Sunday, May 07, 2006

Poverty, Simplicity and Survival: A Sunday Meditation

Simplicity has become big business in the United States.

Go figure!

Jim Wallis and Sojourners magazine pointed me to Grist Magazine and Elizabeth Chin's essay, "I Will Simply Survive" (March 1, 2006).

After reading it, I knew I had to post at least a quote here.

"Enjoy" is not exactly the right word here, but read and think and consider, at least.

What is abundantly clear is that for the poor, access to most resources is limited at best, the result of a combination of financial limits and larger social disinvestment. While wealthier households struggle to balance schedules overloaded with activities and commitments, the poor often spend an inordinate amount of time negotiating basic needs. The limited nature of their consumer environment means that everyday tasks take much longer, and usually end up costing more. Given that low-income neighborhoods are unlikely to house large supermarkets, consumers are faced either with buying higher-priced and often lower-quality goods in local markets, or figuring out some way to travel the miles to the supermarket and back, often with kids in tow. Imagine grocery shopping for a family of four using only a bus or train. Distances become exponentially more important when relying on public transportation's service schedules, routes, holidays, and glitches. (Interestingly, while contributing far less than "their share" to problems like automobile emissions, the poor model at least one portion of a solution, being the large bulk of public-transportation users. What they teach all of us, however, is that it is impossible to rely on public transportation and manage, as many well-off families do, to be in nearly three places almost simultaneously.)

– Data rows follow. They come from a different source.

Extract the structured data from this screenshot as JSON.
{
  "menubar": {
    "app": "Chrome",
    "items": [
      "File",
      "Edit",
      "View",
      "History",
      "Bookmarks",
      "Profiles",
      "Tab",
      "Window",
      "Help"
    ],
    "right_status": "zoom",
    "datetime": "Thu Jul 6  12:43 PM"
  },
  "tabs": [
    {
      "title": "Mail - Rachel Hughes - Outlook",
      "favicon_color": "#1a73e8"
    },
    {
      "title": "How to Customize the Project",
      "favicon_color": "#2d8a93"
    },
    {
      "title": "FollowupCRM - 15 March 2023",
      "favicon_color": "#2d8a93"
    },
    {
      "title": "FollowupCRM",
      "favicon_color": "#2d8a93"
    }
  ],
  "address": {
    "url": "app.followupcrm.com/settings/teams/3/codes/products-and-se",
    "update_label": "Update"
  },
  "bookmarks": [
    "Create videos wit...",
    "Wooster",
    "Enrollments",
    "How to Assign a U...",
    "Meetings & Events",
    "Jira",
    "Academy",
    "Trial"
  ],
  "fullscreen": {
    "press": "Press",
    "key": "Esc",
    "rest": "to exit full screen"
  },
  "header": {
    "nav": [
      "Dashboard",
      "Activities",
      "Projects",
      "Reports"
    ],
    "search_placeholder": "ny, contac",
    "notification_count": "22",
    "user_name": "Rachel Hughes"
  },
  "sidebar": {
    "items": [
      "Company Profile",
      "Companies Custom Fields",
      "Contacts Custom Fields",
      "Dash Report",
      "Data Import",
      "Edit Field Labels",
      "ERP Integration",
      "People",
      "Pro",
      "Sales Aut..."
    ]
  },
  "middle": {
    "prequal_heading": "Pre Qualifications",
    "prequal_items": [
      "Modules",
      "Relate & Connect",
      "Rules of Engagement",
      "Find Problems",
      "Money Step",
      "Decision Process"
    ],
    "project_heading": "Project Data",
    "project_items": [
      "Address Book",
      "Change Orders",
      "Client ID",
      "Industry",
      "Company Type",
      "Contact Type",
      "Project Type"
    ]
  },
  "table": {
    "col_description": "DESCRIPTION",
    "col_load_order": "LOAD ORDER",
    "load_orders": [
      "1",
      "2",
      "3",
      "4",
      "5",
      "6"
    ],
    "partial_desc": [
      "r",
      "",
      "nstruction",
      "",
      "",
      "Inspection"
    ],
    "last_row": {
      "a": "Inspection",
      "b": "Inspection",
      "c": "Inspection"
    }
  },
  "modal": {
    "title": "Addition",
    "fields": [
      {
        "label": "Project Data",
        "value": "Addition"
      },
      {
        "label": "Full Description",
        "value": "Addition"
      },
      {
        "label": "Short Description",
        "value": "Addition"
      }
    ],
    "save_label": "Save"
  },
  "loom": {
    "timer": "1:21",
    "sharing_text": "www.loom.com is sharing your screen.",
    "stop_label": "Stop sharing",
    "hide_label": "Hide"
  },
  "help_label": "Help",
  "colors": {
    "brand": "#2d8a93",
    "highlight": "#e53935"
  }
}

Powerful folk beliefs in the United States portray the poor as profligate, undisciplined consumers. In fact, those who have carefully studied the day-to-day purchases and economic behavior of the poor know better, and the poor know best of all how carefully their resources are managed, bartered, exchanged. Without access to the supersized reservoirs of credit that the middle class can amass through both property and little plastic cards, the poor are often laid flat by large expenses: a refrigerator, a car, a hospital stay. Savings accounts, retirement funds, mad money -- these are not options, not so much because the poor are incapable of thinking about these things, but because, as one anthropologist described it, "there's a lot of month left at the end of the money."

Consider this: many poor children have never had the opportunity to purchase a gift for a loved one. Whatever conflicts the affluent might feel about rampant consumerism, it is worth wondering whether -- and how -- something so seemingly simple as being able to buy your mother a present for Mother's Day might also be a powerful moment of self-actualization. The power to buy is, in this society, inevitably and fundamentally, the power to be.

[Owen James Frazer's birthday! ]


boxthejack said...

Thank you Larry. This is a useful word for me this morning.

Unable to sleep I thought I'd open my Sunday by listening to a recording of John's gospel. It is saturated with Jesus' concern for those unable to pay their way into religious and social acceptance, the intransigence of the religious authorities, and their rejection of him both because of his association with the poor (which, through their lack of access to the rites of the temple rites made them 'sinners') and his uncertain parentage.

When we claim Jesus we claim his exclusion and shame, his rejection and poverty. In the blogsphere I've noticed the resistance to this that exists within the church, precisely because it challenges the myths that support our comfortable privileges as part of the dominant culture. To too great an extent, the church has decided to serve the prevailing principalities and powers, rather than challenge them with the gospel.

I thank you for reminding me of those to whom Christ came, such as those you mentioned. The question I have is how do those of us who have a car, a job, and an overdraft, embrace Jesus of Nazareth's exclusion? How do we challenge the prevailing culture of consuming and consuming more?

Be encouraged.

Your brother in Scotland.

krister said...

These are some convicting words, Larry. What are the chances that Dallas will be able to convince larger grocery stores to build and move into in low-income areas?

Larry James said...

Boxthejack, thanks for your encouragement. The answer for persons who are serious about a lifestyle walk, I believe, is to tie our actions to our understanding of discipleship, one day at a time. It is a battle. But for the best result, simplicity must be directed toward the reallocation of assets toward those who need the benefit of a hand up and of honest, simple opportunity.

Krister, thanks for your question. The grocery store issue is a tough one and one we have been wrestling with for years. Five years ago we met with the owner of a major U. S. grocery retailer that was moving into our market here in Dallas. We tried to convince him to open stores in our parts of town. The key is roof tops. Many inner city neighborhoods are not only extremely depressed and devastated, but they are also de-populated. As we build more in-fill housing, more new multi-family housing and more mixed income and use developments, the retailers will follow. It is not easy in this economic system as it currently operates. We are determined to keep trying and working hard.